"Zamora and Faris persuasively support their claim that magical realism is not only - or even mainly - a Latin America phenomenon, as is usually thought, but a truly international development of the last half century or so and, a major, perhaps, the major, component of postmodernist fiction." - Matei Calinescu, Indiana University.

Lois Parkinson Zamora is Professor of English and Comparative Literature at the University of Houston. Wendy B. Faris is Professor of English and Comparative Literature at the University of Texas at Arlington.

Box 90660
Durham, North Carolina 27708-0660
ISBN: 0-8223-1640-4

Table of Contents

I. Foundations

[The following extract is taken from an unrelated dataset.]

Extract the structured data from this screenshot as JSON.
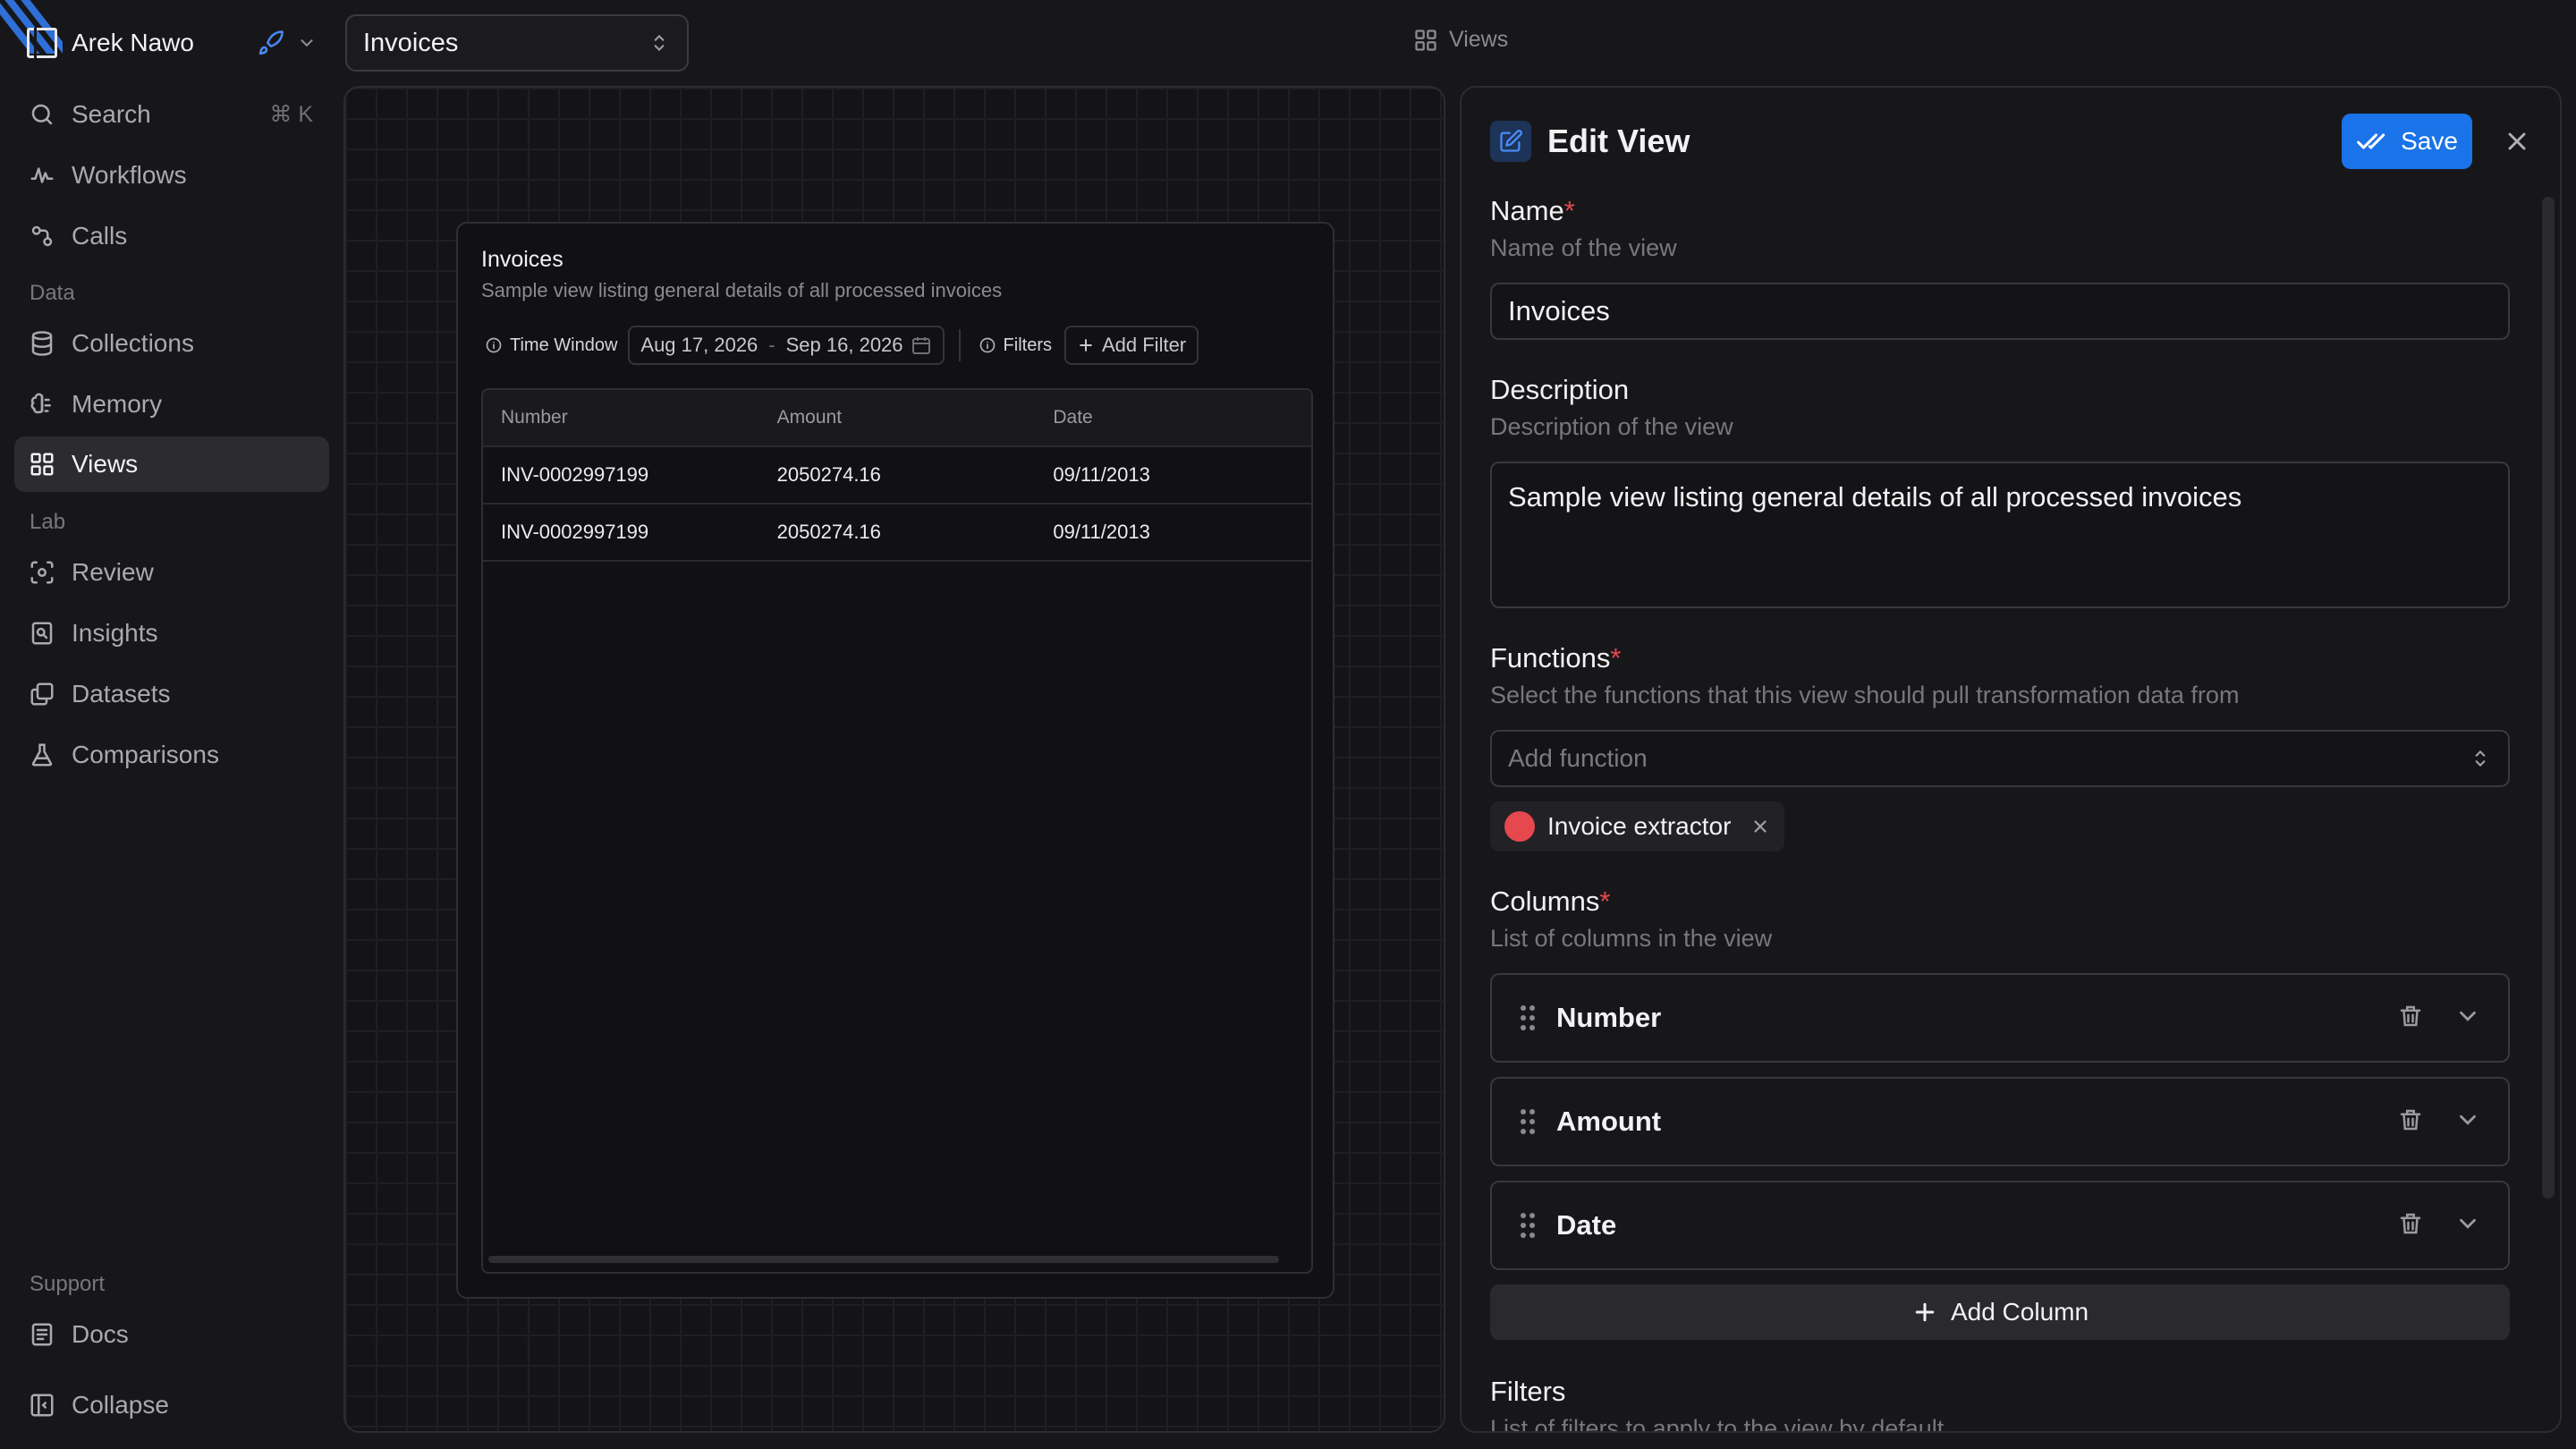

Franz Roh
Magical Realism: Post-Expressionism (1925)

Irene Guenther
Magic Realism, New Objectivity, and the Arts
during the Weimar Republic

Alejo Carpentier
On the Marvelous Real in America (1949)
The Baroque and the Marvelous Real (1975)

Angel Flores
Magical Realism in Spanish American Fiction (1955)

Luis Leal
Magical Realism in Spanish America Literature (1967)

Amaryll Chanady
The Territorialization of the Imaginary in Latin America:
Self-Affirmation and Resistance to Metropolitan Paradigms

Scott Simpkins
Sources of Magic Realism/Supplements to
Realism in Contemporary Latin American Literature

II. Theory

Wendy B. Faris
Scheherazade's Children: Magical Realism and
Postmodern Fiction

Theo L. D'haen
Magical Realism and Postmodernism: Decentering
Privileged Centers

Rawdon Wilson
The Metamorphoses of Fictional Space:
Magical Realism

Jon Thiem
The Textualization of the Reader in Magical
Realist Fiction

Jeanne Delabaere-Garant
Psychic Realism, Mythic Realism, Grotesque
Realism: Variations on Magic Realism in
Contemporary Literature in English

III. History

John Burt Foster Jr.
Magical Realism, Contemporary Vision, and Felt
History: Classical Realism Transormed in
The White Hotel

P. Gabrielle Foreman
Past-On Stories: History and the Magically
Real, Morrison and Allende on Call

Richard Todd
Narrative Trickery and Performative Historiography:
Fictional Representation of National Identity in
Graham Swift, Peter Carey, and Mordecai Richler

Patricia Merivale
Saleem Fathered by Oskar: Midnight's Children,
Magic Realism, and The Tin Drum

Steven F. Walker
Magical Archetypes: Midlife Miracles in
The Satanic Verses

David Mikics
Derek Walcott and Alejo Carpentier: Nature, History,
and the Caribbean Writer

IV. Community

Steven Slemon
Magic Realism as Postcolonial Discourse

John Erickson
Metoikoi and Magical Realism in the Mahregian
Narratives of Tahar ben Jelloun and
Abdelkebir Khatabi

Susan J. Napier
The Magic of Identity: Magic Realism in Modern
Japanese Fiction

Melissa Stewart
Roads of "Exquisite Mysterious Muck": The Magical
Journey through the City in William Kennedy's
Ironweed, John Cheever's "The Enormous Radio,"
and Donald Barthelme's "City Life"

Lois Parkinson Zamora
Magical Romance/Magical Realism: Ghosts in U.S.
and Latin American Fiction